Please set down every entry below exactly as given.

BEGIN DATA FOR ANALYSIS

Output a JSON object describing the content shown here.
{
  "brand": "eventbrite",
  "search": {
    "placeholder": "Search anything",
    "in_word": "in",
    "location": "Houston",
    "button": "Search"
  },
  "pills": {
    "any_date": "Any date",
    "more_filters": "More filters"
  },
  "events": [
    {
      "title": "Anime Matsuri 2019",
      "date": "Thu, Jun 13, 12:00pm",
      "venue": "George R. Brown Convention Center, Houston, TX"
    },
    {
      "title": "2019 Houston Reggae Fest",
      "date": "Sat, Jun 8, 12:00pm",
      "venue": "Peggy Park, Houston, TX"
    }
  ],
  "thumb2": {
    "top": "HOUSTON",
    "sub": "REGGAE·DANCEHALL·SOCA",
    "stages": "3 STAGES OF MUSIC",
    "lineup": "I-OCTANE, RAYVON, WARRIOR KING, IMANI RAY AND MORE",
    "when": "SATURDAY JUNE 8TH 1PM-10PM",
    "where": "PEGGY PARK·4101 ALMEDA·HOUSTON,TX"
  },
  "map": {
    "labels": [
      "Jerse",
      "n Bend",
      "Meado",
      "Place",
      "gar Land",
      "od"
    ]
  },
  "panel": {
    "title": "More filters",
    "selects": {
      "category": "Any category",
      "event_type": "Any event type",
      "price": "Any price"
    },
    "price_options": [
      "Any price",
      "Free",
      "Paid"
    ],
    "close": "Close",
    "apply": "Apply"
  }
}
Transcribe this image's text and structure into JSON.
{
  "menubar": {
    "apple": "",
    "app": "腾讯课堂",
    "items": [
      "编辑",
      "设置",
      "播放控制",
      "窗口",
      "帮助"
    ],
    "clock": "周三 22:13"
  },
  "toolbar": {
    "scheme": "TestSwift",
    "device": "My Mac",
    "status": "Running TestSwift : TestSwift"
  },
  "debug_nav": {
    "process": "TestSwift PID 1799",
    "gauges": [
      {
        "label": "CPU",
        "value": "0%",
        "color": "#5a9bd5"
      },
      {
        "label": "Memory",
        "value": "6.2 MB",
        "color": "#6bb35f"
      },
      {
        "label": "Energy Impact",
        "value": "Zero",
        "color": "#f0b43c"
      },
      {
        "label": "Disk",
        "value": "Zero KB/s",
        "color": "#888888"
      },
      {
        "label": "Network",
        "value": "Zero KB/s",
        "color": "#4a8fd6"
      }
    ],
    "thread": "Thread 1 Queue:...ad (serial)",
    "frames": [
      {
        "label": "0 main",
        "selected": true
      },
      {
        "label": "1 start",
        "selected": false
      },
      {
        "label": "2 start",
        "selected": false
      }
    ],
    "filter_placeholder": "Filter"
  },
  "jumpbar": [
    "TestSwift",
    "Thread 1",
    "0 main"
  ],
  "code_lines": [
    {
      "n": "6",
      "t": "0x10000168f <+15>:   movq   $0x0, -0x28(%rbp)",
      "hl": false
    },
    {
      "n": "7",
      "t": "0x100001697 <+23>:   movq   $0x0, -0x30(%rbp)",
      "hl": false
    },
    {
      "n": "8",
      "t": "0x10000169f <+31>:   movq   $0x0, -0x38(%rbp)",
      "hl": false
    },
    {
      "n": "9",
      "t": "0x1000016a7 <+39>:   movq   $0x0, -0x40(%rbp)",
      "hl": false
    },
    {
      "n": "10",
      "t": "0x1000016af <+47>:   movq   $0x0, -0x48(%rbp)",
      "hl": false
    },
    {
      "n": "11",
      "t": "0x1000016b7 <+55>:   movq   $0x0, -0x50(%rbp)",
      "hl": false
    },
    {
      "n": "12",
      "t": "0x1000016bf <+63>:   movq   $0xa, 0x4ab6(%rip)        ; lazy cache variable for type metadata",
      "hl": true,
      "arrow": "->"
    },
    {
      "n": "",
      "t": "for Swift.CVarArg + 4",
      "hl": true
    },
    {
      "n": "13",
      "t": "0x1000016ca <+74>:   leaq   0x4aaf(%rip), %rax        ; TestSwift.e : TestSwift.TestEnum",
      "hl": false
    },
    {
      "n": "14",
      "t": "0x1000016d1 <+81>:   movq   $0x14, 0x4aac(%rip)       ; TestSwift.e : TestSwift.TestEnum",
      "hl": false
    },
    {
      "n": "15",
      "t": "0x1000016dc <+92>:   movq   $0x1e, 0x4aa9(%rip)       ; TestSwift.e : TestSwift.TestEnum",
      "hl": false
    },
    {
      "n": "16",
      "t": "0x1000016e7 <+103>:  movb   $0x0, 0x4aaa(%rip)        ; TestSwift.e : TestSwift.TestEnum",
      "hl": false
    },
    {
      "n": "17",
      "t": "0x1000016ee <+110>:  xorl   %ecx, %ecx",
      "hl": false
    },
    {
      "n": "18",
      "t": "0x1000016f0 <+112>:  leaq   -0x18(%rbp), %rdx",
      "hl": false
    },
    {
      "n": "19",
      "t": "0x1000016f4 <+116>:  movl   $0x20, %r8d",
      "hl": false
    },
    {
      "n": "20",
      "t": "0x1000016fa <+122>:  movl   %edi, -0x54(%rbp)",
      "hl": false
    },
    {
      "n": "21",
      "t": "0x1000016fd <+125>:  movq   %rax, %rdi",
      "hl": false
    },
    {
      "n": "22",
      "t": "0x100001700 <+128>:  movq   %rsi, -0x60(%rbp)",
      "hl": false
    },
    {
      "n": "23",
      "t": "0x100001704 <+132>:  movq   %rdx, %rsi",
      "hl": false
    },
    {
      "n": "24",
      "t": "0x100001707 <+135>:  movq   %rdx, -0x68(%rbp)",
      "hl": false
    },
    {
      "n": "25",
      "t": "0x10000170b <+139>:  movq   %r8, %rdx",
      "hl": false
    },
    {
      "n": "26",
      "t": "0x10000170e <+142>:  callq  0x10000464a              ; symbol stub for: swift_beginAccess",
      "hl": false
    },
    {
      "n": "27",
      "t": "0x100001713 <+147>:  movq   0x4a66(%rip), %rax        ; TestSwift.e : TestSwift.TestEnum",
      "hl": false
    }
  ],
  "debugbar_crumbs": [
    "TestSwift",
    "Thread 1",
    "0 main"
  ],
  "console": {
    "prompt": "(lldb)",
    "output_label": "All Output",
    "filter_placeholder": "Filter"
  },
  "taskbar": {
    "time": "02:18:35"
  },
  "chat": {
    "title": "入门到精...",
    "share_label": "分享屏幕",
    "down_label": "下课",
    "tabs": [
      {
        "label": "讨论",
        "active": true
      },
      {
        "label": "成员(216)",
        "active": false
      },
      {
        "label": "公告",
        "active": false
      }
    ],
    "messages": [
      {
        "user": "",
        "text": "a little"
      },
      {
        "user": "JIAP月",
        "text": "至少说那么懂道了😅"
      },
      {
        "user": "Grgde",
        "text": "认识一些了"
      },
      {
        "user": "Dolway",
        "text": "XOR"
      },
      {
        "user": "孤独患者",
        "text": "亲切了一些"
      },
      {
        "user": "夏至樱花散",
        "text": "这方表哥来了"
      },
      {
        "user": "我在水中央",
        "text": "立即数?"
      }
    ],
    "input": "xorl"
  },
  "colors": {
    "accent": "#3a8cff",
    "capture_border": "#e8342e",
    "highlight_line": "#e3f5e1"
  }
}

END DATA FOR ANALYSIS

• YOUR RESPONSE:
Output a JSON object describing the content shown here.
{
  "brand": "eventbrite",
  "search": {
    "placeholder": "Search anything",
    "in_word": "in",
    "location": "Houston",
    "button": "Search"
  },
  "pills": {
    "any_date": "Any date",
    "more_filters": "More filters"
  },
  "events": [
    {
      "title": "Anime Matsuri 2019",
      "date": "Thu, Jun 13, 12:00pm",
      "venue": "George R. Brown Convention Center, Houston, TX"
    },
    {
      "title": "2019 Houston Reggae Fest",
      "date": "Sat, Jun 8, 12:00pm",
      "venue": "Peggy Park, Houston, TX"
    }
  ],
  "thumb2": {
    "top": "HOUSTON",
    "sub": "REGGAE·DANCEHALL·SOCA",
    "stages": "3 STAGES OF MUSIC",
    "lineup": "I-OCTANE, RAYVON, WARRIOR KING, IMANI RAY AND MORE",
    "when": "SATURDAY JUNE 8TH 1PM-10PM",
    "where": "PEGGY PARK·4101 ALMEDA·HOUSTON,TX"
  },
  "map": {
    "labels": [
      "Jerse",
      "n Bend",
      "Meado",
      "Place",
      "gar Land",
      "od"
    ]
  },
  "panel": {
    "title": "More filters",
    "selects": {
      "category": "Any category",
      "event_type": "Any event type",
      "price": "Any price"
    },
    "price_options": [
      "Any price",
      "Free",
      "Paid"
    ],
    "close": "Close",
    "apply": "Apply"
  }
}
Transcribe this image's text and structure into JSON.
{
  "menubar": {
    "apple": "",
    "app": "腾讯课堂",
    "items": [
      "编辑",
      "设置",
      "播放控制",
      "窗口",
      "帮助"
    ],
    "clock": "周三 22:13"
  },
  "toolbar": {
    "scheme": "TestSwift",
    "device": "My Mac",
    "status": "Running TestSwift : TestSwift"
  },
  "debug_nav": {
    "process": "TestSwift PID 1799",
    "gauges": [
      {
        "label": "CPU",
        "value": "0%",
        "color": "#5a9bd5"
      },
      {
        "label": "Memory",
        "value": "6.2 MB",
        "color": "#6bb35f"
      },
      {
        "label": "Energy Impact",
        "value": "Zero",
        "color": "#f0b43c"
      },
      {
        "label": "Disk",
        "value": "Zero KB/s",
        "color": "#888888"
      },
      {
        "label": "Network",
        "value": "Zero KB/s",
        "color": "#4a8fd6"
      }
    ],
    "thread": "Thread 1 Queue:...ad (serial)",
    "frames": [
      {
        "label": "0 main",
        "selected": true
      },
      {
        "label": "1 start",
        "selected": false
      },
      {
        "label": "2 start",
        "selected": false
      }
    ],
    "filter_placeholder": "Filter"
  },
  "jumpbar": [
    "TestSwift",
    "Thread 1",
    "0 main"
  ],
  "code_lines": [
    {
      "n": "6",
      "t": "0x10000168f <+15>:   movq   $0x0, -0x28(%rbp)",
      "hl": false
    },
    {
      "n": "7",
      "t": "0x100001697 <+23>:   movq   $0x0, -0x30(%rbp)",
      "hl": false
    },
    {
      "n": "8",
      "t": "0x10000169f <+31>:   movq   $0x0, -0x38(%rbp)",
      "hl": false
    },
    {
      "n": "9",
      "t": "0x1000016a7 <+39>:   movq   $0x0, -0x40(%rbp)",
      "hl": false
    },
    {
      "n": "10",
      "t": "0x1000016af <+47>:   movq   $0x0, -0x48(%rbp)",
      "hl": false
    },
    {
      "n": "11",
      "t": "0x1000016b7 <+55>:   movq   $0x0, -0x50(%rbp)",
      "hl": false
    },
    {
      "n": "12",
      "t": "0x1000016bf <+63>:   movq   $0xa, 0x4ab6(%rip)        ; lazy cache variable for type metadata",
      "hl": true,
      "arrow": "->"
    },
    {
      "n": "",
      "t": "for Swift.CVarArg + 4",
      "hl": true
    },
    {
      "n": "13",
      "t": "0x1000016ca <+74>:   leaq   0x4aaf(%rip), %rax        ; TestSwift.e : TestSwift.TestEnum",
      "hl": false
    },
    {
      "n": "14",
      "t": "0x1000016d1 <+81>:   movq   $0x14, 0x4aac(%rip)       ; TestSwift.e : TestSwift.TestEnum",
      "hl": false
    },
    {
      "n": "15",
      "t": "0x1000016dc <+92>:   movq   $0x1e, 0x4aa9(%rip)       ; TestSwift.e : TestSwift.TestEnum",
      "hl": false
    },
    {
      "n": "16",
      "t": "0x1000016e7 <+103>:  movb   $0x0, 0x4aaa(%rip)        ; TestSwift.e : TestSwift.TestEnum",
      "hl": false
    },
    {
      "n": "17",
      "t": "0x1000016ee <+110>:  xorl   %ecx, %ecx",
      "hl": false
    },
    {
      "n": "18",
      "t": "0x1000016f0 <+112>:  leaq   -0x18(%rbp), %rdx",
      "hl": false
    },
    {
      "n": "19",
      "t": "0x1000016f4 <+116>:  movl   $0x20, %r8d",
      "hl": false
    },
    {
      "n": "20",
      "t": "0x1000016fa <+122>:  movl   %edi, -0x54(%rbp)",
      "hl": false
    },
    {
      "n": "21",
      "t": "0x1000016fd <+125>:  movq   %rax, %rdi",
      "hl": false
    },
    {
      "n": "22",
      "t": "0x100001700 <+128>:  movq   %rsi, -0x60(%rbp)",
      "hl": false
    },
    {
      "n": "23",
      "t": "0x100001704 <+132>:  movq   %rdx, %rsi",
      "hl": false
    },
    {
      "n": "24",
      "t": "0x100001707 <+135>:  movq   %rdx, -0x68(%rbp)",
      "hl": false
    },
    {
      "n": "25",
      "t": "0x10000170b <+139>:  movq   %r8, %rdx",
      "hl": false
    },
    {
      "n": "26",
      "t": "0x10000170e <+142>:  callq  0x10000464a              ; symbol stub for: swift_beginAccess",
      "hl": false
    },
    {
      "n": "27",
      "t": "0x100001713 <+147>:  movq   0x4a66(%rip), %rax        ; TestSwift.e : TestSwift.TestEnum",
      "hl": false
    }
  ],
  "debugbar_crumbs": [
    "TestSwift",
    "Thread 1",
    "0 main"
  ],
  "console": {
    "prompt": "(lldb)",
    "output_label": "All Output",
    "filter_placeholder": "Filter"
  },
  "taskbar": {
    "time": "02:18:35"
  },
  "chat": {
    "title": "入门到精...",
    "share_label": "分享屏幕",
    "down_label": "下课",
    "tabs": [
      {
        "label": "讨论",
        "active": true
      },
      {
        "label": "成员(216)",
        "active": false
      },
      {
        "label": "公告",
        "active": false
      }
    ],
    "messages": [
      {
        "user": "",
        "text": "a little"
      },
      {
        "user": "JIAP月",
        "text": "至少说那么懂道了😅"
      },
      {
        "user": "Grgde",
        "text": "认识一些了"
      },
      {
        "user": "Dolway",
        "text": "XOR"
      },
      {
        "user": "孤独患者",
        "text": "亲切了一些"
      },
      {
        "user": "夏至樱花散",
        "text": "这方表哥来了"
      },
      {
        "user": "我在水中央",
        "text": "立即数?"
      }
    ],
    "input": "xorl"
  },
  "colors": {
    "accent": "#3a8cff",
    "capture_border": "#e8342e",
    "highlight_line": "#e3f5e1"
  }
}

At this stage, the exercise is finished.